Posted February 21, 2011
By Zara Nicholson
Resistance is growing to proposed amendments to the Employment Equity Act, which could disadvantage the Western Cape, with up to one million coloured workers losing their jobs.
A Western Cape labour analyst on Sunday described the implications as “disastrous”, and unions plan to tackle the issue through Nedlac.
One of the province’s biggest trade unions, the SA Clothing and Textile Workers’ Union, has warned that speculation about the impact could ignite racial tension.
The amendments, if passed, will legislate that affirmative action should focus on national demographics, not provincial population profiles.
In a statement on Sunday, Dirk Hermann, Solidarity’s deputy general secretary, said the amendments set “unrealistic race targets” and would cause almost one million coloureds to lose their jobs.
The statement said: “Almost 80 percent, that is one million, of all economically active coloured South Africans in the Western Cape will have to earn a living in another province, while over one million black South Africans would have to relocate to this province.”
Solidarity believes that if the national demographics of the economically active population (EAP) were reflected in each province, each workplace throughout the country would have a 73.7 percent representation of black employees, 10.9 percent coloured, 3.2 percent Indian and 12.2 percent white employees.
According to the Western Cape’s current EAP demographics, 29.1 percent are black, 54.8 percent are coloured, 0.5 percent Indian and 15.6 percent white.
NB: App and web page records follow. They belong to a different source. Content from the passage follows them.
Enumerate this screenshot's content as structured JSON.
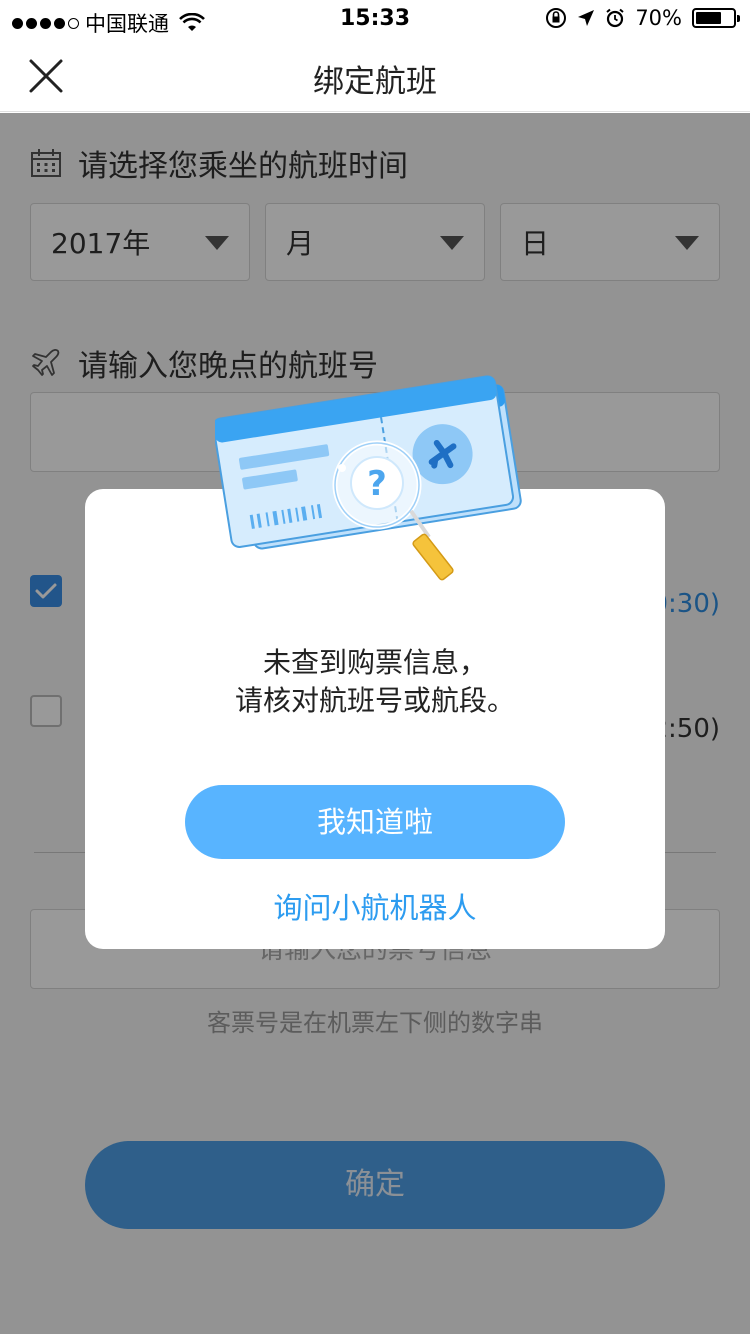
{
  "status_bar": {
    "carrier": "中国联通",
    "time": "15:33",
    "battery": "70%",
    "battery_level": 0.7
  },
  "nav": {
    "title": "绑定航班",
    "close_icon": "close-icon"
  },
  "form": {
    "date_label": "请选择您乘坐的航班时间",
    "year": "2017年",
    "month": "月",
    "day": "日",
    "flight_label": "请输入您晚点的航班号",
    "flight_value": "",
    "option_1_time": "0:30)",
    "option_2_time": "2:50)",
    "ticket_placeholder": "请输入您的票号信息",
    "ticket_hint": "客票号是在机票左下侧的数字串",
    "confirm": "确定"
  },
  "dialog": {
    "message_line1": "未查到购票信息，",
    "message_line2": "请核对航班号或航段。",
    "primary_button": "我知道啦",
    "link": "询问小航机器人"
  },
  "colors": {
    "primary": "#58b4ff",
    "link": "#2d9cf0",
    "overlay": "rgba(0,0,0,0.4)"
  }
}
“It would require massive shifts in the population … The current coloured and white EAP would have to decrease by 80 percent and 22 percent respectively, while the black and Indian EAP would have to increase by 154 percent and 538 percent respectively,” the statement read.
The findings form part of a report by the Solidarity Research Institute (SRI).
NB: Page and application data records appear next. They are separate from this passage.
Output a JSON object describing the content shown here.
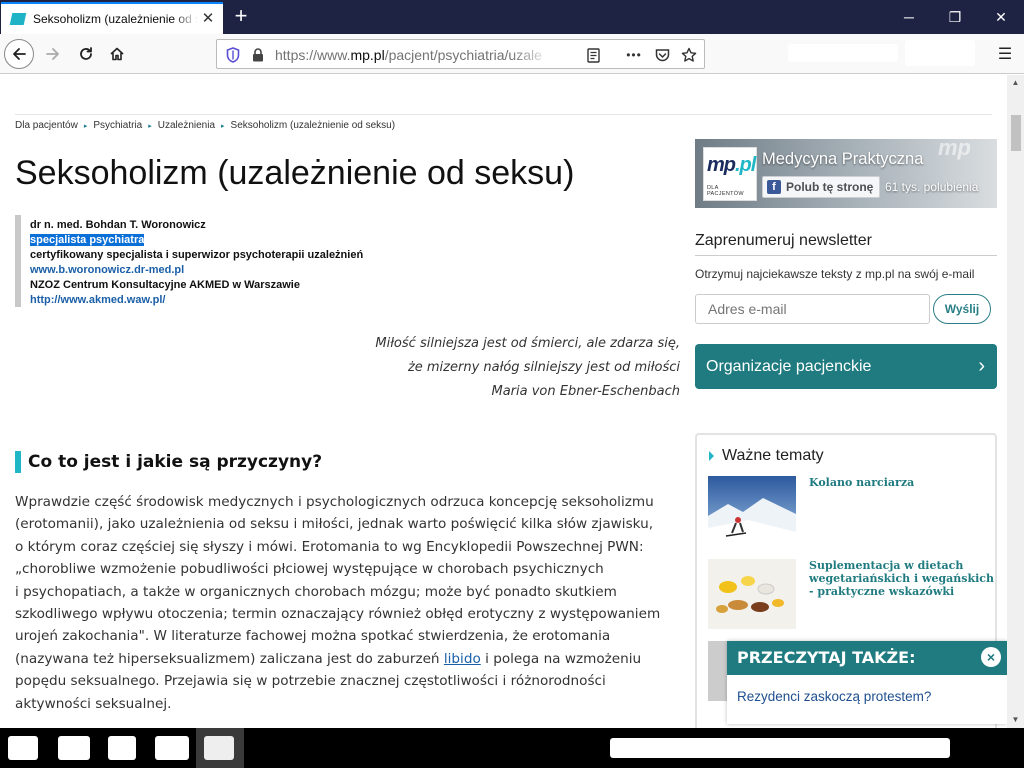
{
  "browser": {
    "tab_title": "Seksoholizm (uzależnienie od seksu)",
    "tab_close": "✕",
    "new_tab": "+",
    "url_prefix": "https://www.",
    "url_domain": "mp.pl",
    "url_path": "/pacjent/psychiatria/uzale",
    "window": {
      "minimize": "─",
      "restore": "❐",
      "close": "✕"
    },
    "more_actions": "•••",
    "menu": "☰"
  },
  "breadcrumb": [
    "Dla pacjentów",
    "Psychiatria",
    "Uzależnienia",
    "Seksoholizm (uzależnienie od seksu)"
  ],
  "breadcrumb_separator": "▸",
  "article": {
    "title": "Seksoholizm (uzależnienie od seksu)",
    "author": {
      "name": "dr n. med. Bohdan T. Woronowicz",
      "specialty": "specjalista psychiatra",
      "certification": "certyfikowany specjalista i superwizor psychoterapii uzależnień",
      "website": "www.b.woronowicz.dr-med.pl",
      "organization": "NZOZ Centrum Konsultacyjne AKMED w Warszawie",
      "org_url": "http://www.akmed.waw.pl/"
    },
    "quote": {
      "line1": "Miłość silniejsza jest od śmierci, ale zdarza się,",
      "line2": "że mizerny nałóg silniejszy jest od miłości",
      "author": "Maria von Ebner-Eschenbach"
    },
    "section_heading": "Co to jest i jakie są przyczyny?",
    "paragraph": {
      "l1": "Wprawdzie część środowisk medycznych i psychologicznych odrzuca koncepcję seksoholizmu",
      "l2": "(erotomanii), jako uzależnienia od seksu i miłości, jednak warto poświęcić kilka słów zjawisku,",
      "l3": "o którym coraz częściej się słyszy i mówi. Erotomania to wg Encyklopedii Powszechnej PWN:",
      "l4": "„chorobliwe wzmożenie pobudliwości płciowej występujące w chorobach psychicznych",
      "l5": "i psychopatiach, a także w organicznych chorobach mózgu; może być ponadto skutkiem",
      "l6": "szkodliwego wpływu otoczenia; termin oznaczający również obłęd erotyczny z występowaniem",
      "l7": "urojeń zakochania\". W literaturze fachowej można spotkać stwierdzenia, że erotomania",
      "l8_before": "(nazywana też hiperseksualizmem) zaliczana jest do zaburzeń ",
      "l8_link": "libido",
      "l8_after": " i polega na wzmożeniu",
      "l9": "popędu seksualnego. Przejawia się w potrzebie znacznej częstotliwości i różnorodności",
      "l10": "aktywności seksualnej."
    }
  },
  "sidebar": {
    "facebook": {
      "logo_mp": "mp",
      "logo_pl": ".pl",
      "logo_sub": "DLA PACJENTÓW",
      "page_name": "Medycyna Praktyczna",
      "like_label": "Polub tę stronę",
      "likes": "61 tys. polubienia",
      "brand": "mp"
    },
    "newsletter": {
      "title": "Zaprenumeruj newsletter",
      "description": "Otrzymuj najciekawsze teksty z mp.pl na swój e-mail",
      "placeholder": "Adres e-mail",
      "button": "Wyślij"
    },
    "organizations": {
      "label": "Organizacje pacjenckie",
      "chevron": "›"
    },
    "topics": {
      "title": "Ważne tematy",
      "items": [
        {
          "title": "Kolano narciarza"
        },
        {
          "title": "Suplementacja w dietach wegetariańskich i wegańskich - praktyczne wskazówki"
        }
      ]
    }
  },
  "popup": {
    "title": "PRZECZYTAJ TAKŻE:",
    "close": "×",
    "link": "Rezydenci zaskoczą protestem?"
  }
}
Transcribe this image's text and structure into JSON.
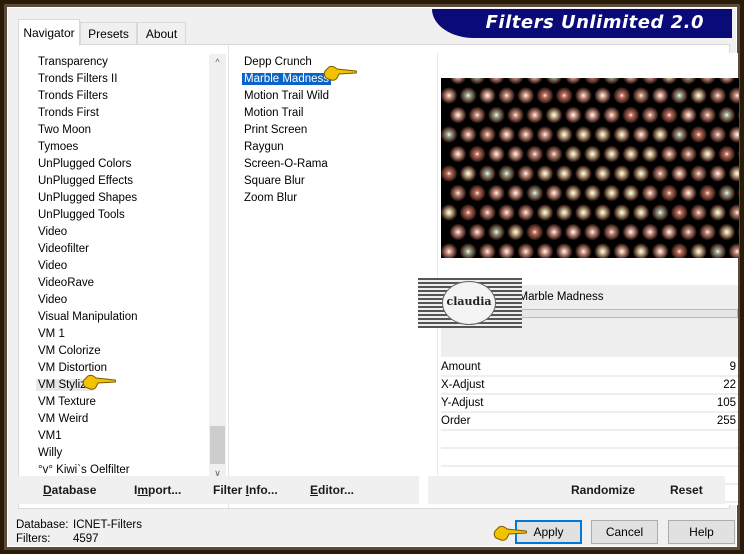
{
  "app": {
    "title": "Filters Unlimited 2.0"
  },
  "tabs": [
    {
      "label": "Navigator",
      "active": true
    },
    {
      "label": "Presets",
      "active": false
    },
    {
      "label": "About",
      "active": false
    }
  ],
  "categories": {
    "items": [
      "Transparency",
      "Tronds Filters II",
      "Tronds Filters",
      "Tronds First",
      "Two Moon",
      "Tymoes",
      "UnPlugged Colors",
      "UnPlugged Effects",
      "UnPlugged Shapes",
      "UnPlugged Tools",
      "Video",
      "Videofilter",
      "Video",
      "VideoRave",
      "Video",
      "Visual Manipulation",
      "VM 1",
      "VM Colorize",
      "VM Distortion",
      "VM Stylize",
      "VM Texture",
      "VM Weird",
      "VM1",
      "Willy",
      "°v° Kiwi`s Oelfilter"
    ],
    "highlighted": "VM Stylize",
    "scroll_position": 0.92
  },
  "filters": {
    "items": [
      "Depp Crunch",
      "Marble Madness",
      "Motion Trail Wild",
      "Motion Trail",
      "Print Screen",
      "Raygun",
      "Screen-O-Rama",
      "Square Blur",
      "Zoom Blur"
    ],
    "selected": "Marble Madness"
  },
  "preview": {
    "filter_title": "Marble Madness",
    "watermark": "claudia"
  },
  "parameters": [
    {
      "label": "Amount",
      "value": "9"
    },
    {
      "label": "X-Adjust",
      "value": "22"
    },
    {
      "label": "Y-Adjust",
      "value": "105"
    },
    {
      "label": "Order",
      "value": "255"
    }
  ],
  "toolbar": {
    "database": "Database",
    "import": "Import...",
    "filter_info": "Filter Info...",
    "editor": "Editor...",
    "randomize": "Randomize",
    "reset": "Reset"
  },
  "status": {
    "database_label": "Database:",
    "database_value": "ICNET-Filters",
    "filters_label": "Filters:",
    "filters_value": "4597"
  },
  "buttons": {
    "apply": "Apply",
    "cancel": "Cancel",
    "help": "Help"
  },
  "colors": {
    "selection": "#0a64c8",
    "banner": "#0a0a78",
    "default_button_border": "#0078d7"
  }
}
Solidarity’s legal team is drawing up documentation to institute court action should the amendments be passed.
“The principle of representation as it is currently reflected in the proposed amendment bill is not in accordance with the Constitution of South Africa and, therefore, it cannot be accepted,” Hermann said.
Terry Bell, an expert on labour issues and Business Report columnist, said as the proposed amendments stood it was heading for a “potential disaster”. “It would be disastrous because you can’t apply national demographics in a country that was ruled by apartheid, where people from certain race groups were forced to move to certain parts of the country.”
DA spokesman on labour, Ian Ollis, agreed with Solidarity’s calculations and warned that they may have to take the matter to court “because there are constitutional infringements”.
Former Western Cape premier, Peter Marais, criticised the proposals and a few weeks ago demanded to meet President Jacob Zuma.
Meanwhile, Sactwu general secretary Andrè Kriel has warned of being “alarmist” and disagreed with Solidarity that amendments would see the majority of coloured workers axed. “We must be very careful not to ignite race hatred with stories like this which are untrue,” he said. – Cape Times
Posted on 222.iol.co.za